◆ Records supplied:

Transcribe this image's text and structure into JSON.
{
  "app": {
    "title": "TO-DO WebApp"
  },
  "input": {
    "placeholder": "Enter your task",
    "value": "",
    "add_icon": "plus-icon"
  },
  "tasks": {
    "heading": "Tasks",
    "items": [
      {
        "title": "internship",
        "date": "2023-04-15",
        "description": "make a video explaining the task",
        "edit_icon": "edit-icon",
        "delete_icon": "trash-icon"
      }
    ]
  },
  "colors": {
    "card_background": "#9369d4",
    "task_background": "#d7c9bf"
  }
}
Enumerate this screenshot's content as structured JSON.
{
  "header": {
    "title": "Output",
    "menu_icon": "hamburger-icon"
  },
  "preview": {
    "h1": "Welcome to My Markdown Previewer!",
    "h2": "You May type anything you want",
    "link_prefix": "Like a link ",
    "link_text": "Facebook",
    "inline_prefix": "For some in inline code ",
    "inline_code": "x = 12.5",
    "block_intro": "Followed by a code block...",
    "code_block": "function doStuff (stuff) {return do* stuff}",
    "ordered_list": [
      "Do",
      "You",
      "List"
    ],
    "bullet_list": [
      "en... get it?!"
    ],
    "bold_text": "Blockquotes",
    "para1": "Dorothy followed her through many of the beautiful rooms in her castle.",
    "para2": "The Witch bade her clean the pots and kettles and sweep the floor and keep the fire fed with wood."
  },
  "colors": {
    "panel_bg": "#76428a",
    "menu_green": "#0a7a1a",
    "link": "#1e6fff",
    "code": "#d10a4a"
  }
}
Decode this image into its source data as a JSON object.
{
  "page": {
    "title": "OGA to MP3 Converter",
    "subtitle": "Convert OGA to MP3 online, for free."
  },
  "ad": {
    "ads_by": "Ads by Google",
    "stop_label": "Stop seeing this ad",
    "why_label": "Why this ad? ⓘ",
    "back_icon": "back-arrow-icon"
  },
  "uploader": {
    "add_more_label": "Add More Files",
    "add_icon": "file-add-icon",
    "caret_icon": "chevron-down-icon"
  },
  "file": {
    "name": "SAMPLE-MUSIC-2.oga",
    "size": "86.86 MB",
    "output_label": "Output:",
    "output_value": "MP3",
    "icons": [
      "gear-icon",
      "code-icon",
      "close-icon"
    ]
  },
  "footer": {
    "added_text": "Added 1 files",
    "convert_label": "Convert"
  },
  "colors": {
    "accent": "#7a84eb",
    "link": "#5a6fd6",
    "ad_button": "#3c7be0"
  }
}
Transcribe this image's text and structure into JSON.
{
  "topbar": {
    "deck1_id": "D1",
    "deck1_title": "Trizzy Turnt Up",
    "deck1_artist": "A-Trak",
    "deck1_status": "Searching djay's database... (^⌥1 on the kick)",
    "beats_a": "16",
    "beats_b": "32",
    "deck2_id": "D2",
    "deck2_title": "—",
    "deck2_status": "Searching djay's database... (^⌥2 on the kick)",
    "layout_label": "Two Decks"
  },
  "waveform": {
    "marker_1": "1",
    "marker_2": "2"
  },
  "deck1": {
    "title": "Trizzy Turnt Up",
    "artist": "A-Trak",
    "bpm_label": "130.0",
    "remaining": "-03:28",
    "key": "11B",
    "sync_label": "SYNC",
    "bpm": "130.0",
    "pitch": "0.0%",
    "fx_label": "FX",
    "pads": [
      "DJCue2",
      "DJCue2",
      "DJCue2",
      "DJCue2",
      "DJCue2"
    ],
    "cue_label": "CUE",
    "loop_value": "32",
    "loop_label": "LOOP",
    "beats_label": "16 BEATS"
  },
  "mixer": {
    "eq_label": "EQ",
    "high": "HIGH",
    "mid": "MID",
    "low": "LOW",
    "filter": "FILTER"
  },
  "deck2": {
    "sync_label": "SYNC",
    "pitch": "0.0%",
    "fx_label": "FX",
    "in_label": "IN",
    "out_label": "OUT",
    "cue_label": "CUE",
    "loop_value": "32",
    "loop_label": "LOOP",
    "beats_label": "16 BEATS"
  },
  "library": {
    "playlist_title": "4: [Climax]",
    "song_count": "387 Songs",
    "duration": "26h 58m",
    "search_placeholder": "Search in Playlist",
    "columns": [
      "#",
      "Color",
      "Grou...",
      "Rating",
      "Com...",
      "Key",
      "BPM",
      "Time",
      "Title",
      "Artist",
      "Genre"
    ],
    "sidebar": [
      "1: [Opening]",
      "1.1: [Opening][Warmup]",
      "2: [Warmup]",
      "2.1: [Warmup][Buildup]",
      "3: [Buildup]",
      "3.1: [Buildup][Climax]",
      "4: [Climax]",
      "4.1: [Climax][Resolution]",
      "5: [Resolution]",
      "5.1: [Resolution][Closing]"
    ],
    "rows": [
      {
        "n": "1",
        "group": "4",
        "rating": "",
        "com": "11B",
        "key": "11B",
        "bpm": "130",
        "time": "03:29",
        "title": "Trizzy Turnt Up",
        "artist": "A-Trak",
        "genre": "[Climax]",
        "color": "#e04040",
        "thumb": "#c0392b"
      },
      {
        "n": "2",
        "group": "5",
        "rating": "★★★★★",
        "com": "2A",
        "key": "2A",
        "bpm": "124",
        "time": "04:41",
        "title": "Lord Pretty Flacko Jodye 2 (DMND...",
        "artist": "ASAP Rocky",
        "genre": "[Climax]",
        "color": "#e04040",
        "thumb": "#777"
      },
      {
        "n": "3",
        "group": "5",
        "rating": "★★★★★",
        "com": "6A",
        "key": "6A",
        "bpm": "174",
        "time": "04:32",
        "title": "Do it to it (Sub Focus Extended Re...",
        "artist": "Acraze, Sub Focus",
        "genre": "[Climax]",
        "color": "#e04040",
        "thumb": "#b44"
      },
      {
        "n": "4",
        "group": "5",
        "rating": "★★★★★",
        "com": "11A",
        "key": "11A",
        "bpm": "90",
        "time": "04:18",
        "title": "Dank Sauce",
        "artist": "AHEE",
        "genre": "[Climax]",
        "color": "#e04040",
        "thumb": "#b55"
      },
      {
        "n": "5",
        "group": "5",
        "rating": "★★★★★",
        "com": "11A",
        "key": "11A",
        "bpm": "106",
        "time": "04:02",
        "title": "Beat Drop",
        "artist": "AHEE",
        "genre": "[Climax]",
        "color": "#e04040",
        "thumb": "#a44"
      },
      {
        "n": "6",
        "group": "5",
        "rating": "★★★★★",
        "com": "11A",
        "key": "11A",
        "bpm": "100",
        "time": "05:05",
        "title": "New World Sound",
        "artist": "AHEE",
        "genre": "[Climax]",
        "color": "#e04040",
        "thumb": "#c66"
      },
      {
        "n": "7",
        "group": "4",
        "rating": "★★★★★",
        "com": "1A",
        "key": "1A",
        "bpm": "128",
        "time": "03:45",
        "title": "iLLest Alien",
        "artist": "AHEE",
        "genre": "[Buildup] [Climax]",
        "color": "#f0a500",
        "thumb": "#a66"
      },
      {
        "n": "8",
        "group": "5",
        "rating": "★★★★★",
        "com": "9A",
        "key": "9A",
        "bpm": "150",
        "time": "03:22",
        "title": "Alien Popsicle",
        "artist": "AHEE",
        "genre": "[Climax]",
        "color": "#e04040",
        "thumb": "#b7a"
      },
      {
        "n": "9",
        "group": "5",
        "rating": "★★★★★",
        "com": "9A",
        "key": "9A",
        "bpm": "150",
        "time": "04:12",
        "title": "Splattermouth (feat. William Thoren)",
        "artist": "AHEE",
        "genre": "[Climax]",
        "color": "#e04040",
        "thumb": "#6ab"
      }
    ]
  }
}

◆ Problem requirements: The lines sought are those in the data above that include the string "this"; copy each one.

◆ Completed task:
Transcribe this image's text and structure into JSON.
Enumerate this screenshot's content as structured JSON.
Decode this image into its source data as a JSON object.
    "stop_label": "Stop seeing this ad",
    "why_label": "Why this ad? ⓘ",
Transcribe this image's text and structure into JSON.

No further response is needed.